Peggy McIntosh, Ph.D., is the Associate Director of the Wellesley College Center for Research on Women. A world-renowned lecturer, she consults with higher education institutions throughout the United States and the world on creating multi-cultural and gender-fair curricula.
She is founder and co-director of the National S.E.E.D. (Seeking Educational Equity and Diversity) Project on Inclusive Curriculum. The transformational SEED Project helps teachers, counselors, and administrators create their own year-long, site-based seminars on making school climates, curricula, and teaching methods more gender fair and multi-culturally equitable.

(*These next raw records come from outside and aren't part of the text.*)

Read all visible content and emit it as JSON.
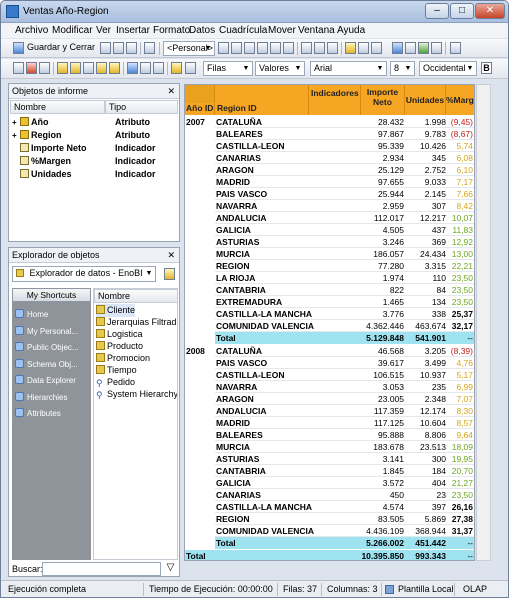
{
  "window": {
    "title": "Ventas Año-Region"
  },
  "menu": [
    "Archivo",
    "Modificar",
    "Ver",
    "Insertar",
    "Formato",
    "Datos",
    "Cuadrícula",
    "Mover",
    "Ventana",
    "Ayuda"
  ],
  "toolbar": {
    "save_close": "Guardar y Cerrar",
    "personal_combo": "<Personal>",
    "filas": "Filas",
    "valores": "Valores",
    "font": "Arial",
    "font_size": "8",
    "encoding": "Occidental",
    "bold": "B"
  },
  "report_objects": {
    "title": "Objetos de informe",
    "col_name": "Nombre",
    "col_type": "Tipo",
    "items": [
      {
        "name": "Año",
        "type": "Atributo",
        "expand": "+",
        "icon": "attribute-icon"
      },
      {
        "name": "Region",
        "type": "Atributo",
        "expand": "+",
        "icon": "attribute-icon"
      },
      {
        "name": "Importe Neto",
        "type": "Indicador",
        "expand": "",
        "icon": "metric-icon"
      },
      {
        "name": "%Margen",
        "type": "Indicador",
        "expand": "",
        "icon": "metric-icon"
      },
      {
        "name": "Unidades",
        "type": "Indicador",
        "expand": "",
        "icon": "metric-icon"
      }
    ]
  },
  "object_explorer": {
    "title": "Explorador de objetos",
    "combo": "Explorador de datos - EnoBI",
    "shortcuts_header": "My Shortcuts",
    "shortcuts": [
      "Home",
      "My Personal...",
      "Public Objec...",
      "Schema Obj...",
      "Data Explorer",
      "Hierarchies",
      "Attributes"
    ],
    "col_name": "Nombre",
    "items": [
      "Cliente",
      "Jerarquias Filtradas",
      "Logistica",
      "Producto",
      "Promocion",
      "Tiempo",
      "Pedido",
      "System Hierarchy"
    ],
    "search_label": "Buscar:"
  },
  "grid": {
    "headers": {
      "year": "Año ID",
      "region": "Region ID",
      "indicators": "Indicadores",
      "importe": "Importe Neto",
      "unidades": "Unidades",
      "margen": "%Margen"
    },
    "total_label": "Total",
    "colors": {
      "header": "#f6a623",
      "total": "#9fe3f1",
      "negative": "#c0201a",
      "positive": "#d6a516"
    },
    "blocks": [
      {
        "year": "2007",
        "rows": [
          {
            "region": "CATALUÑA",
            "importe": "28.432",
            "unidades": "1.998",
            "margen": "(9,45)",
            "tone": "neg"
          },
          {
            "region": "BALEARES",
            "importe": "97.867",
            "unidades": "9.783",
            "margen": "(8,67)",
            "tone": "neg"
          },
          {
            "region": "CASTILLA-LEON",
            "importe": "95.339",
            "unidades": "10.426",
            "margen": "5,74",
            "tone": "pos"
          },
          {
            "region": "CANARIAS",
            "importe": "2.934",
            "unidades": "345",
            "margen": "6,08",
            "tone": "pos"
          },
          {
            "region": "ARAGON",
            "importe": "25.129",
            "unidades": "2.752",
            "margen": "6,10",
            "tone": "pos"
          },
          {
            "region": "MADRID",
            "importe": "97.655",
            "unidades": "9.033",
            "margen": "7,17",
            "tone": "pos"
          },
          {
            "region": "PAIS VASCO",
            "importe": "25.944",
            "unidades": "2.145",
            "margen": "7,66",
            "tone": "pos"
          },
          {
            "region": "NAVARRA",
            "importe": "2.959",
            "unidades": "307",
            "margen": "8,42",
            "tone": "pos"
          },
          {
            "region": "ANDALUCIA",
            "importe": "112.017",
            "unidades": "12.217",
            "margen": "10,07",
            "tone": "grn"
          },
          {
            "region": "GALICIA",
            "importe": "4.505",
            "unidades": "437",
            "margen": "11,83",
            "tone": "grn"
          },
          {
            "region": "ASTURIAS",
            "importe": "3.246",
            "unidades": "369",
            "margen": "12,92",
            "tone": "grn"
          },
          {
            "region": "MURCIA",
            "importe": "186.057",
            "unidades": "24.434",
            "margen": "13,00",
            "tone": "grn"
          },
          {
            "region": "REGION",
            "importe": "77.280",
            "unidades": "3.315",
            "margen": "22,21",
            "tone": "grn"
          },
          {
            "region": "LA RIOJA",
            "importe": "1.974",
            "unidades": "110",
            "margen": "23,50",
            "tone": "grn"
          },
          {
            "region": "CANTABRIA",
            "importe": "822",
            "unidades": "84",
            "margen": "23,50",
            "tone": "grn"
          },
          {
            "region": "EXTREMADURA",
            "importe": "1.465",
            "unidades": "134",
            "margen": "23,50",
            "tone": "grn"
          },
          {
            "region": "CASTILLA-LA MANCHA",
            "importe": "3.776",
            "unidades": "338",
            "margen": "25,37",
            "tone": "bold"
          },
          {
            "region": "COMUNIDAD VALENCIA",
            "importe": "4.362.446",
            "unidades": "463.674",
            "margen": "32,17",
            "tone": "bold"
          }
        ],
        "total": {
          "importe": "5.129.848",
          "unidades": "541.901",
          "margen": "--"
        }
      },
      {
        "year": "2008",
        "rows": [
          {
            "region": "CATALUÑA",
            "importe": "46.568",
            "unidades": "3.205",
            "margen": "(8,39)",
            "tone": "neg"
          },
          {
            "region": "PAIS VASCO",
            "importe": "39.617",
            "unidades": "3.499",
            "margen": "4,76",
            "tone": "pos"
          },
          {
            "region": "CASTILLA-LEON",
            "importe": "106.515",
            "unidades": "10.937",
            "margen": "5,17",
            "tone": "pos"
          },
          {
            "region": "NAVARRA",
            "importe": "3.053",
            "unidades": "235",
            "margen": "6,99",
            "tone": "pos"
          },
          {
            "region": "ARAGON",
            "importe": "23.005",
            "unidades": "2.348",
            "margen": "7,07",
            "tone": "pos"
          },
          {
            "region": "ANDALUCIA",
            "importe": "117.359",
            "unidades": "12.174",
            "margen": "8,30",
            "tone": "pos"
          },
          {
            "region": "MADRID",
            "importe": "117.125",
            "unidades": "10.604",
            "margen": "8,57",
            "tone": "pos"
          },
          {
            "region": "BALEARES",
            "importe": "95.888",
            "unidades": "8.806",
            "margen": "9,64",
            "tone": "pos"
          },
          {
            "region": "MURCIA",
            "importe": "183.678",
            "unidades": "23.513",
            "margen": "18,09",
            "tone": "grn"
          },
          {
            "region": "ASTURIAS",
            "importe": "3.141",
            "unidades": "300",
            "margen": "19,95",
            "tone": "grn"
          },
          {
            "region": "CANTABRIA",
            "importe": "1.845",
            "unidades": "184",
            "margen": "20,70",
            "tone": "grn"
          },
          {
            "region": "GALICIA",
            "importe": "3.572",
            "unidades": "404",
            "margen": "21,27",
            "tone": "grn"
          },
          {
            "region": "CANARIAS",
            "importe": "450",
            "unidades": "23",
            "margen": "23,50",
            "tone": "grn"
          },
          {
            "region": "CASTILLA-LA MANCHA",
            "importe": "4.574",
            "unidades": "397",
            "margen": "26,16",
            "tone": "bold"
          },
          {
            "region": "REGION",
            "importe": "83.505",
            "unidades": "5.869",
            "margen": "27,38",
            "tone": "bold"
          },
          {
            "region": "COMUNIDAD VALENCIA",
            "importe": "4.436.109",
            "unidades": "368.944",
            "margen": "31,37",
            "tone": "bold"
          }
        ],
        "total": {
          "importe": "5.266.002",
          "unidades": "451.442",
          "margen": "--"
        }
      }
    ],
    "grand_total": {
      "label": "Total",
      "importe": "10.395.850",
      "unidades": "993.343",
      "margen": "--"
    }
  },
  "status": {
    "state": "Ejecución completa",
    "exec_time": "Tiempo de Ejecución: 00:00:00",
    "rows": "Filas: 37",
    "columns": "Columnas: 3",
    "template": "Plantilla Local",
    "mode": "OLAP"
  }
}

McIntosh is the author of many influential articles on curriculum change, women's studies and systems of unearned privilege. She is best known for authoring the groundbreaking article "White Privilege and Male Privilege: A Personal Account of Coming to See Correspondences through Work in Women’s Studies”(1988). This analysis and its shorter form, "White Privilege: Unpacking the Invisible Knapsack” (1989), have been instrumental in putting the dimension of privilege into discussions of gender, race and sexuality. The essay set forth the concept of white privilege, a theoretical construct that has since significantly influenced anti-racist theory and practice as well as other activist movements.
A gifted teacher, McIntosh has taught English, American Studies, and Women's Studies at the Brearley School, Harvard University, Trinity College (Washington, D.C.), Durham University (England), and Wellesley College, among other institutions.
McIntosh directs the Gender, Race, and Inclusive Education Project, which provides workshops on privilege systems, feelings of fraudulence, and diversifying workplaces, curricula, and teaching methods.
She is also featured in the documentary film “Mirrors of Privilege: Making Whiteness Visible.”
She is co-founder of the Rocky Mountain Women's Institute (Colorado) and has been consulting editor to Sage: A Scholarly Journal on Black Women. In 1993-1994, she consulted with women on 22 Asian campuses on the development of Women's Studies programs. In addition to having two honorary degrees, she is a recipient of the Klingenstein Award for Distinguished Educational Leadership from Columbia Teachers College.
A skillful and dynamic speaker, McIntosh is available for lectures and workshops. She also does presentations on systems of privilege with Victor Lee Lewis
and Hugh Vasquez
(both seen in the film The Color of Fear
), co-directors of the Center for Diversity Leadership.